After several days I woke to the song of the thrush
and I could hear the ticking

Of flickers’ beaks against the wood. Strange smells
seeped out from under the door. Skunk cabbage and scat.
Little beards of moss were pushing through the keyhole.
I began to hear the rain.

–Christine Hemp

originally published in Explorations,
University of Alaska Southeast 
IMAGE: photograph by Christine Hemp

So it’s Labor Day weekend. The swallows’ departure and the arrival of the flying red ants tell us that summer is over. New lunchboxes, a set of Crayolas, and tight shoes replace inner tubes, tree camps, and bicycles. This week’s poem is for all children (young and old) who hate to leave summer behind…


Poems and Ponderings

POEM OF THE WEEK: Contraries


Ohlke Detail


Yesterday, for instance, on the lake
we saw two otters slip out and wrestle on the rocks.
Their slick joy carried the August day. Until
someone pointed. A merganser spun

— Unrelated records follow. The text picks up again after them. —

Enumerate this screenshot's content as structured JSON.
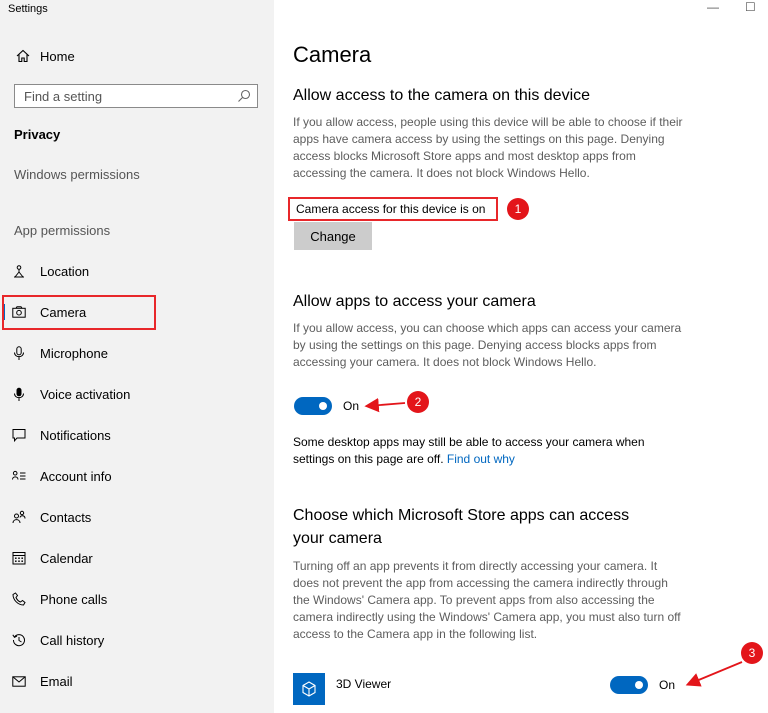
{
  "window": {
    "title": "Settings",
    "minimize_glyph": "—",
    "maximize_glyph": "☐"
  },
  "sidebar": {
    "home_label": "Home",
    "search_placeholder": "Find a setting",
    "section_title": "Privacy",
    "windows_permissions": "Windows permissions",
    "app_permissions": "App permissions",
    "items": [
      {
        "label": "Location",
        "icon": "location-icon"
      },
      {
        "label": "Camera",
        "icon": "camera-icon",
        "selected": true
      },
      {
        "label": "Microphone",
        "icon": "microphone-icon"
      },
      {
        "label": "Voice activation",
        "icon": "voice-activation-icon"
      },
      {
        "label": "Notifications",
        "icon": "notifications-icon"
      },
      {
        "label": "Account info",
        "icon": "account-info-icon"
      },
      {
        "label": "Contacts",
        "icon": "contacts-icon"
      },
      {
        "label": "Calendar",
        "icon": "calendar-icon"
      },
      {
        "label": "Phone calls",
        "icon": "phone-calls-icon"
      },
      {
        "label": "Call history",
        "icon": "call-history-icon"
      },
      {
        "label": "Email",
        "icon": "email-icon"
      }
    ]
  },
  "main": {
    "title": "Camera",
    "device_section": {
      "heading": "Allow access to the camera on this device",
      "description": "If you allow access, people using this device will be able to choose if their apps have camera access by using the settings on this page. Denying access blocks Microsoft Store apps and most desktop apps from accessing the camera. It does not block Windows Hello.",
      "status": "Camera access for this device is on",
      "change_button": "Change"
    },
    "apps_section": {
      "heading": "Allow apps to access your camera",
      "description": "If you allow access, you can choose which apps can access your camera by using the settings on this page. Denying access blocks apps from accessing your camera. It does not block Windows Hello.",
      "toggle_state": "On",
      "note": "Some desktop apps may still be able to access your camera when settings on this page are off.",
      "note_link": "Find out why"
    },
    "store_section": {
      "heading_line1": "Choose which Microsoft Store apps can access",
      "heading_line2": "your camera",
      "description": "Turning off an app prevents it from directly accessing your camera. It does not prevent the app from accessing the camera indirectly through the Windows' Camera app. To prevent apps from also accessing the camera indirectly using the Windows' Camera app, you must also turn off access to the Camera app in the following list.",
      "apps": [
        {
          "name": "3D Viewer",
          "toggle_state": "On",
          "icon": "3d-viewer-icon"
        }
      ]
    }
  },
  "annotations": {
    "badge_1": "1",
    "badge_2": "2",
    "badge_3": "3",
    "color": "#e3151a"
  },
  "colors": {
    "accent": "#0067c0",
    "sidebar_bg": "#f2f2f2",
    "highlight": "#e8272a"
  }
}
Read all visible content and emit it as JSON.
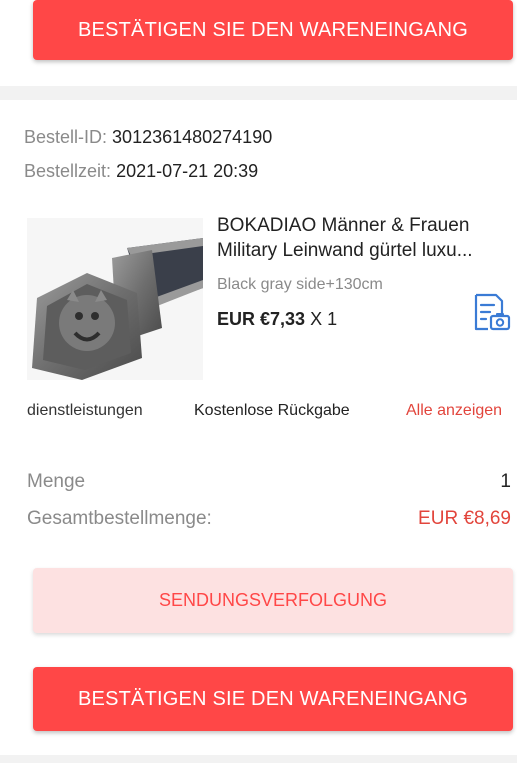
{
  "top_button": {
    "label": "BESTÄTIGEN SIE DEN WARENEINGANG"
  },
  "order": {
    "id_label": "Bestell-ID:",
    "id_value": "3012361480274190",
    "time_label": "Bestellzeit:",
    "time_value": "2021-07-21 20:39"
  },
  "product": {
    "title_line1": "BOKADIAO Männer & Frauen",
    "title_line2": "Military Leinwand gürtel luxu...",
    "variant": "Black gray side+130cm",
    "price": "EUR €7,33",
    "quantity": "X 1",
    "image_icon": "belt-buckle-tiger-image",
    "action_icon": "document-camera-icon"
  },
  "services": {
    "label": "dienstleistungen",
    "value": "Kostenlose Rückgabe",
    "link": "Alle anzeigen"
  },
  "summary": {
    "quantity_label": "Menge",
    "quantity_value": "1",
    "total_label": "Gesamtbestellmenge:",
    "total_value": "EUR €8,69"
  },
  "tracking_button": {
    "label": "SENDUNGSVERFOLGUNG"
  },
  "bottom_button": {
    "label": "BESTÄTIGEN SIE DEN WARENEINGANG"
  },
  "colors": {
    "accent": "#ff4747",
    "tracking_bg": "#fde1e1",
    "muted": "#8a8a8a",
    "link_icon": "#3a7bd5"
  }
}
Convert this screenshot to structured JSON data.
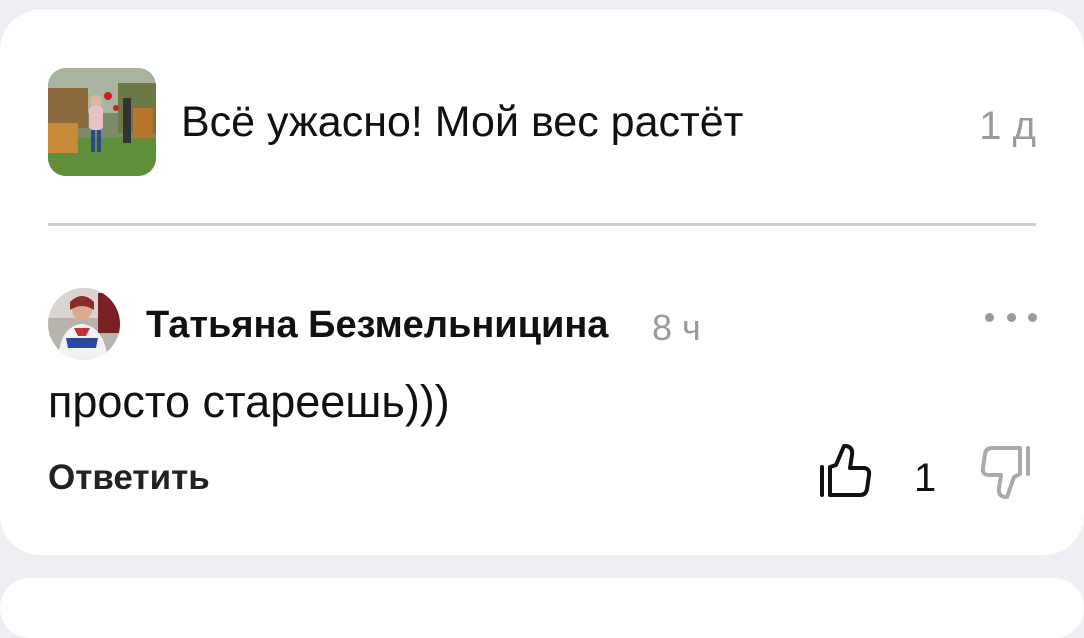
{
  "post": {
    "title": "Всё ужасно! Мой вес растёт",
    "time": "1 д",
    "thumbnail_icon": "photo-thumbnail"
  },
  "comment": {
    "author": "Татьяна Безмельницина",
    "time": "8 ч",
    "text": "просто стареешь)))",
    "reply_label": "Ответить",
    "like_count": "1",
    "more_icon": "more-horizontal-icon",
    "like_icon": "thumbs-up-icon",
    "dislike_icon": "thumbs-down-icon"
  },
  "colors": {
    "background": "#eeeff2",
    "card": "#ffffff",
    "muted_text": "#9a9a9a",
    "divider": "#cfcfd2"
  }
}
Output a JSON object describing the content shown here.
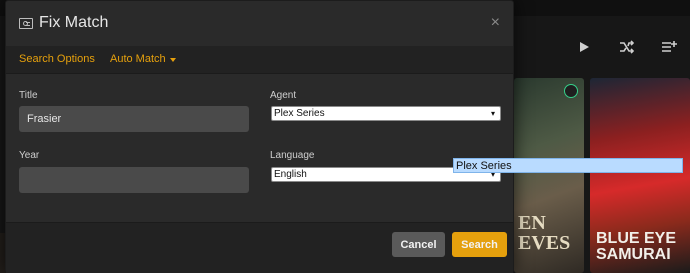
{
  "modal": {
    "title": "Fix Match",
    "close": "×",
    "tabs": [
      {
        "label": "Search Options"
      },
      {
        "label": "Auto Match"
      }
    ],
    "fields": {
      "title_label": "Title",
      "title_value": "Frasier",
      "year_label": "Year",
      "year_value": "",
      "agent_label": "Agent",
      "agent_value": "Plex Series",
      "language_label": "Language",
      "language_value": "English"
    },
    "dropdown_option": "Plex Series",
    "buttons": {
      "cancel": "Cancel",
      "search": "Search"
    }
  },
  "background": {
    "posters": [
      {
        "title": "EN EVES"
      },
      {
        "title": "BLUE EYE SAMURAI"
      }
    ],
    "toolbar_icons": [
      "play-icon",
      "shuffle-icon",
      "queue-icon"
    ]
  },
  "colors": {
    "accent": "#e5a00d",
    "modal_bg": "#2a2a2a",
    "input_bg": "#4a4a4a",
    "footer_bg": "#222222"
  }
}
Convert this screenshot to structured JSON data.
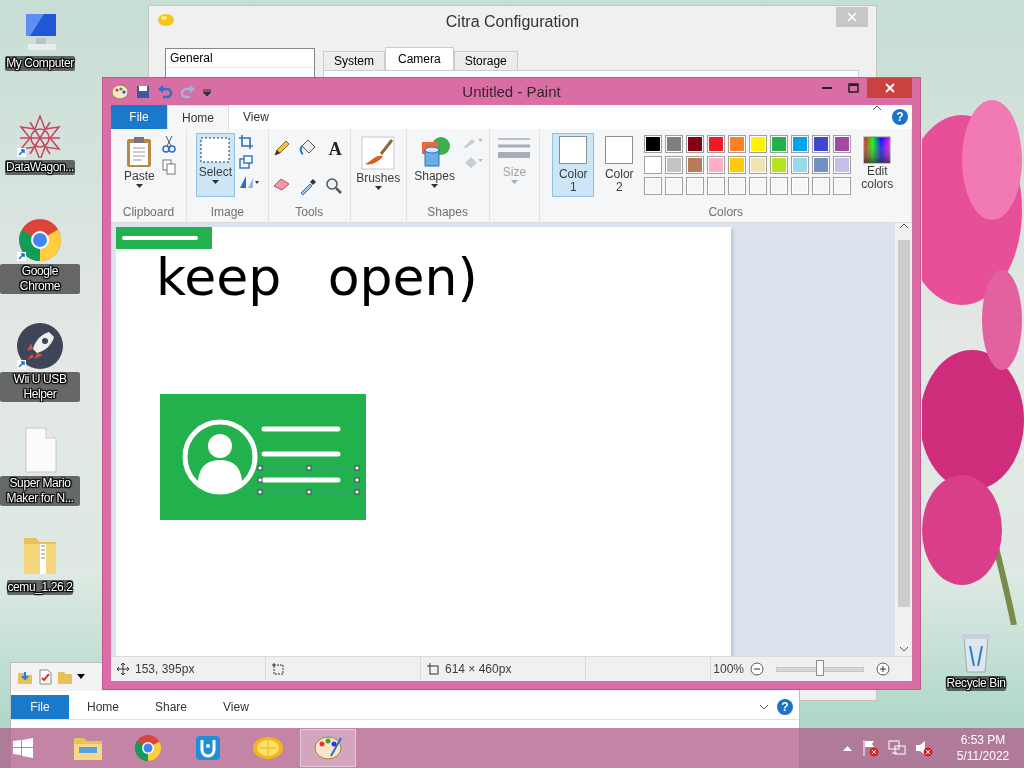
{
  "desktop_icons": [
    {
      "label": "My Computer",
      "kind": "computer"
    },
    {
      "label": "DataWagon...",
      "kind": "star"
    },
    {
      "label": "Google Chrome",
      "kind": "chrome"
    },
    {
      "label": "Wii U USB Helper",
      "kind": "rocket"
    },
    {
      "label": "Super Mario Maker for N...",
      "kind": "file"
    },
    {
      "label": "cemu_1.26.2",
      "kind": "folder"
    }
  ],
  "recycle_bin": {
    "label": "Recycle Bin"
  },
  "citra_window": {
    "title": "Citra Configuration",
    "sidebar": [
      {
        "label": "General",
        "selected": false
      }
    ],
    "tabs": [
      {
        "label": "System",
        "selected": false
      },
      {
        "label": "Camera",
        "selected": true
      },
      {
        "label": "Storage",
        "selected": false
      }
    ]
  },
  "paint_window": {
    "title": "Untitled - Paint",
    "ribbon_tabs": [
      {
        "label": "File",
        "kind": "file",
        "selected": false
      },
      {
        "label": "Home",
        "kind": "tab",
        "selected": true
      },
      {
        "label": "View",
        "kind": "tab",
        "selected": false
      }
    ],
    "help": "?",
    "clipboard": {
      "label": "Clipboard",
      "paste": "Paste"
    },
    "image": {
      "label": "Image",
      "select": {
        "label": "Select",
        "selected": true
      }
    },
    "tools": {
      "label": "Tools",
      "text_tool": "A"
    },
    "brushes": {
      "button": "Brushes"
    },
    "shapes": {
      "label": "Shapes",
      "button": "Shapes"
    },
    "size": {
      "button": "Size",
      "disabled": true
    },
    "colors": {
      "label": "Colors",
      "slots": [
        {
          "label": "Color 1",
          "color": "#ffffff",
          "selected": true
        },
        {
          "label": "Color 2",
          "color": "#ffffff",
          "selected": false
        }
      ],
      "palette": [
        {
          "color": "#000000"
        },
        {
          "color": "#7f7f7f"
        },
        {
          "color": "#880015"
        },
        {
          "color": "#ed1c24"
        },
        {
          "color": "#ff7f27"
        },
        {
          "color": "#fff200"
        },
        {
          "color": "#22b14c"
        },
        {
          "color": "#00a2e8"
        },
        {
          "color": "#3f48cc"
        },
        {
          "color": "#a349a4"
        },
        {
          "color": "#ffffff"
        },
        {
          "color": "#c3c3c3"
        },
        {
          "color": "#b97a57"
        },
        {
          "color": "#ffaec9"
        },
        {
          "color": "#ffc90e"
        },
        {
          "color": "#efe4b0"
        },
        {
          "color": "#b5e61d"
        },
        {
          "color": "#99d9ea"
        },
        {
          "color": "#7092be"
        },
        {
          "color": "#c8bfe7"
        }
      ],
      "edit": "Edit colors"
    },
    "canvas": {
      "handwriting": "keep open)"
    },
    "status_bar": {
      "cursor": "153, 395px",
      "image_size": "614 × 460px",
      "zoom": "100%",
      "zoom_slider": {
        "level": 0.5
      }
    }
  },
  "explorer_window": {
    "tabs": [
      {
        "label": "File",
        "kind": "file",
        "selected": false
      },
      {
        "label": "Home",
        "kind": "tab",
        "selected": false
      },
      {
        "label": "Share",
        "kind": "tab",
        "selected": false
      },
      {
        "label": "View",
        "kind": "tab",
        "selected": false
      }
    ],
    "help": "?"
  },
  "taskbar": {
    "apps": [
      {
        "kind": "explorer",
        "selected": false
      },
      {
        "kind": "chrome",
        "selected": false
      },
      {
        "kind": "wiiu",
        "selected": false
      },
      {
        "kind": "citra",
        "selected": false
      },
      {
        "kind": "paint",
        "selected": true
      }
    ],
    "time": "6:53 PM",
    "date": "5/11/2022"
  }
}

through the reeds, flapping madly at the air,
unable to lift and leave its pain behind.
Riding out this evening, the sunset
molten clay, the lake dented

with waves, I thought, How can ecstasy
and sorrow stand side-by-side in my heart? Love
and fear hot as evening clouds. The spillway
holds them both. Why this boundary

of flesh? We landed on an island. Green lichen
fuzzed the rocks. We ate June berries and John said,
“It’s a pome!!” as he dropped one in his mouth. I nodded
“yes!” thinking he’d said “poem.” “A fruit —

but not a fruit,” he said and smacked his lips.
The world shifted again.
Ojibways call them Spirit Trees, the pines that grow
straight out of rock. Bad luck to cut one down.

They thrive on air and barren ground, yet stretch
their arms across the water, blessing everyone
who passes. We brushed up next to one, then
toppled in the boat, and roared across the choppy lake.

A rainbow hugged the islands and I prayed
that I would get to grow and not be felled
by storms or someone’s careless hand, that I could be
a pine making its living out of stone.

–Christine Hemp

Image: Katie Ohlke, Detail: Day Trip from Artists Camp


Poems and Ponderings